**Exercise requirements**
Return each line of the records holding the string "title".

**Input for this task**
Start of Block
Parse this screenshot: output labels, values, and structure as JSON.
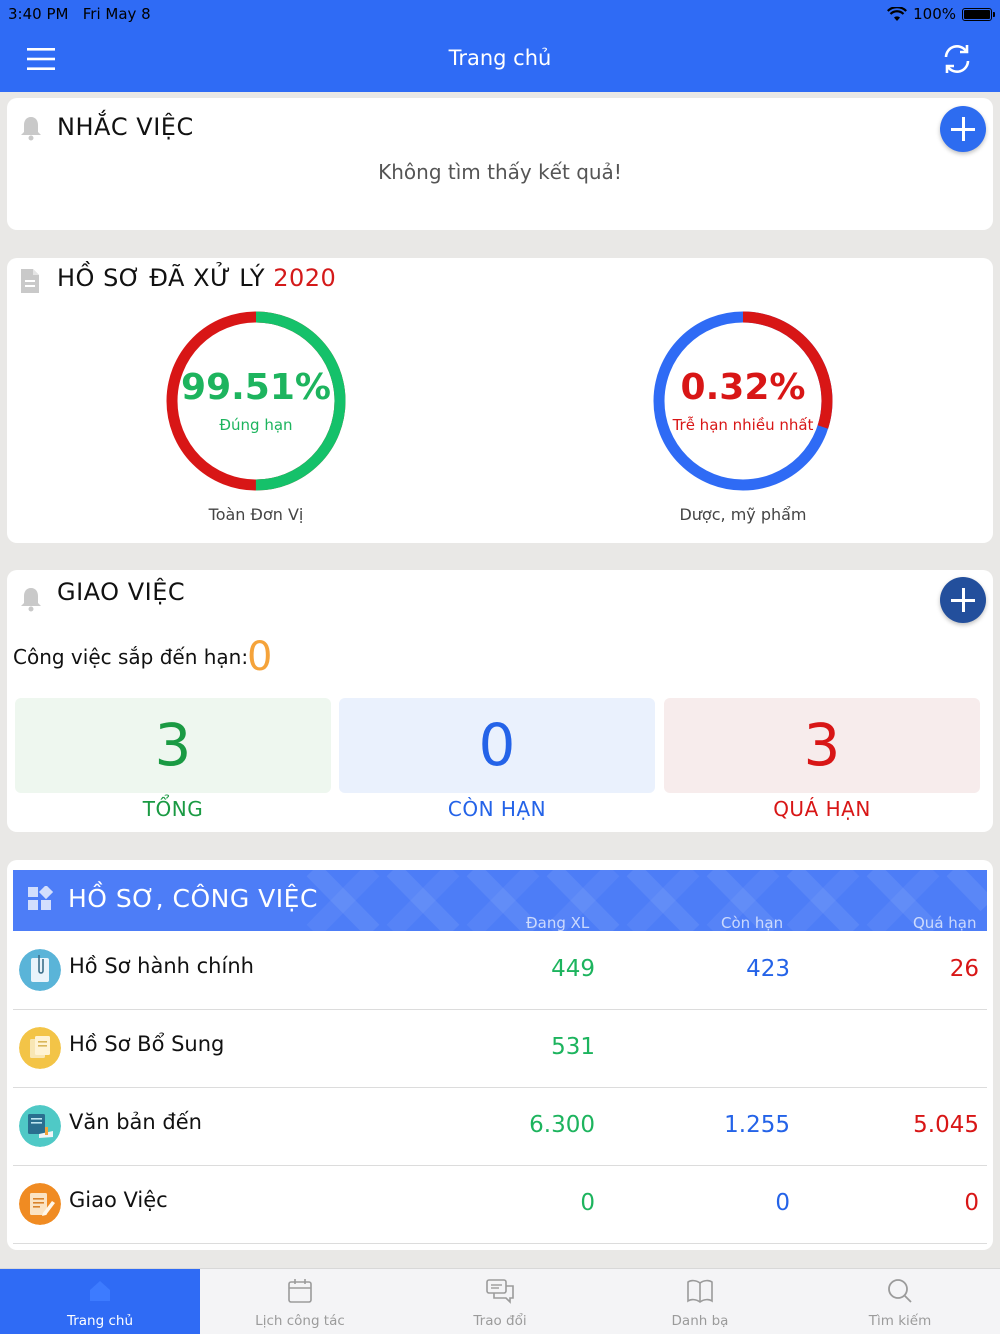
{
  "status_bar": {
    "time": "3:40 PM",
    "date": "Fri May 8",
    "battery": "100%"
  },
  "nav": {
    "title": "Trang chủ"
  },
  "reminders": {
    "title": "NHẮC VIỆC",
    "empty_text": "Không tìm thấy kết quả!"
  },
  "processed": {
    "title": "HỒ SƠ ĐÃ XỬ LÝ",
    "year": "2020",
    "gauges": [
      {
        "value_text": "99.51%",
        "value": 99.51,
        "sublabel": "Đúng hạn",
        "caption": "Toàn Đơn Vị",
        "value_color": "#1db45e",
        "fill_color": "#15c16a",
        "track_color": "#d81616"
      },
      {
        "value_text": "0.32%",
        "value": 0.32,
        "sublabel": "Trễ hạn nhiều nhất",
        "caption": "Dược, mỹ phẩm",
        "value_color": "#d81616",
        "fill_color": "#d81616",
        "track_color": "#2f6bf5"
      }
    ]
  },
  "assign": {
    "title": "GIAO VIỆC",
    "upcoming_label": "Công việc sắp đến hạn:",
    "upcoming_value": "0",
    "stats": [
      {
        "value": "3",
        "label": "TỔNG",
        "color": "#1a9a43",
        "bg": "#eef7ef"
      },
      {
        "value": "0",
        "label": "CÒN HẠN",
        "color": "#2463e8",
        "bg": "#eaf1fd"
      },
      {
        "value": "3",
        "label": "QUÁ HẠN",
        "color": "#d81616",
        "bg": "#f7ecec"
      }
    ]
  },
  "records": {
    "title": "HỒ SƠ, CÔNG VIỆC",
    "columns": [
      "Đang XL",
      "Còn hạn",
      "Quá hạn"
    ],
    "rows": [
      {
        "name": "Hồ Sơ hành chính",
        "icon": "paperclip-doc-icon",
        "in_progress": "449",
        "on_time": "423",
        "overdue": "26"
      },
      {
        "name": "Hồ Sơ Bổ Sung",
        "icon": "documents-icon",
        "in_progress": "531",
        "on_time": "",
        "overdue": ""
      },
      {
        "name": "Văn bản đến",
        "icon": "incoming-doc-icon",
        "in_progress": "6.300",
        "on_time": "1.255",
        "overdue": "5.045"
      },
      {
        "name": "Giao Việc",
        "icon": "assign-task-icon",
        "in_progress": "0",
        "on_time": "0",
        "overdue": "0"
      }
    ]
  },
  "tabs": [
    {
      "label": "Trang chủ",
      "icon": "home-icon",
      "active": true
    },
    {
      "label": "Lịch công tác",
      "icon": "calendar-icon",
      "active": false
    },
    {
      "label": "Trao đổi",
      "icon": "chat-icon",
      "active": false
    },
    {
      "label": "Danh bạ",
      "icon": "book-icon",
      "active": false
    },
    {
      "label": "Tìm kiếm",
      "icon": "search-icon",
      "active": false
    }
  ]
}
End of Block
**Task result**
    "title": "Trang chủ"
    "title": "NHẮC VIỆC",
    "title": "HỒ SƠ ĐÃ XỬ LÝ",
    "title": "GIAO VIỆC",
    "title": "HỒ SƠ, CÔNG VIỆC",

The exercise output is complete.